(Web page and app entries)
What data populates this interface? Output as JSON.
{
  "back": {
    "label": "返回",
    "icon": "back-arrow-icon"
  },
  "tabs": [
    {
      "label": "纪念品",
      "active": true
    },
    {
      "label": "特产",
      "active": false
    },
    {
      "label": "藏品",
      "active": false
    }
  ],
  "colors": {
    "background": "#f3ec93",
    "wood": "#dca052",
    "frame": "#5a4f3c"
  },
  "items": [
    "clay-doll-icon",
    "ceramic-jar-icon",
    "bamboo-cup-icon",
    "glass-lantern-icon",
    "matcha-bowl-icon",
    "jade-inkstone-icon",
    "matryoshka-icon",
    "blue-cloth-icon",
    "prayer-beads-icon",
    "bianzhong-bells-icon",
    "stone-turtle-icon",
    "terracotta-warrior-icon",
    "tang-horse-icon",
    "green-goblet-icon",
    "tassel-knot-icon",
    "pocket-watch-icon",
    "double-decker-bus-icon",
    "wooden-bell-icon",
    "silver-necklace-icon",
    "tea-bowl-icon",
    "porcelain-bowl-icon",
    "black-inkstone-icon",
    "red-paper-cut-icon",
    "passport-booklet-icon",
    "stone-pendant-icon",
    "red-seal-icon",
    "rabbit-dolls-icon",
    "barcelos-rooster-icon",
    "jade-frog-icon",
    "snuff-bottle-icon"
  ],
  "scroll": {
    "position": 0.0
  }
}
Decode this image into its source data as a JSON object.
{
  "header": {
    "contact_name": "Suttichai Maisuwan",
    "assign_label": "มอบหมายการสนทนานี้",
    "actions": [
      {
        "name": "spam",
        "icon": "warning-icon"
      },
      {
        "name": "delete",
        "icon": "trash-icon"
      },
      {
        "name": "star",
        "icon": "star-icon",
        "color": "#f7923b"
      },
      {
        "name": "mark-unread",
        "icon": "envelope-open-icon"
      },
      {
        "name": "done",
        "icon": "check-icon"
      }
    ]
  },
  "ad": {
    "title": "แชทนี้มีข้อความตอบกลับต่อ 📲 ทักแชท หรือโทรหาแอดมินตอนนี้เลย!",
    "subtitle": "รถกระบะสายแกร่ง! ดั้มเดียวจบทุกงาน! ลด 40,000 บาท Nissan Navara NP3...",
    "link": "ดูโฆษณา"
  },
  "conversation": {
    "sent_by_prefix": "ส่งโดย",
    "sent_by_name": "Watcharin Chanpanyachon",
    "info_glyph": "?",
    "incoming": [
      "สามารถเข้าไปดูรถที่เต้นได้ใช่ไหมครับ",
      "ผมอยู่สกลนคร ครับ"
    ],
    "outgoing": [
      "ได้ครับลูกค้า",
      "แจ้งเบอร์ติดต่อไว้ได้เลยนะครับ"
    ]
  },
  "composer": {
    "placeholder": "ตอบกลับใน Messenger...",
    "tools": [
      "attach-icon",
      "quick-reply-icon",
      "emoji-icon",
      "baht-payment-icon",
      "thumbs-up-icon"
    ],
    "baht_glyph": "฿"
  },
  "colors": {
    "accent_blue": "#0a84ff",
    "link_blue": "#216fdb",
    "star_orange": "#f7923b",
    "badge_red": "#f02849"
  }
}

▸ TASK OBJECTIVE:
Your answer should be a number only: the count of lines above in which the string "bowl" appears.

▸ TASK OUTPUT:
3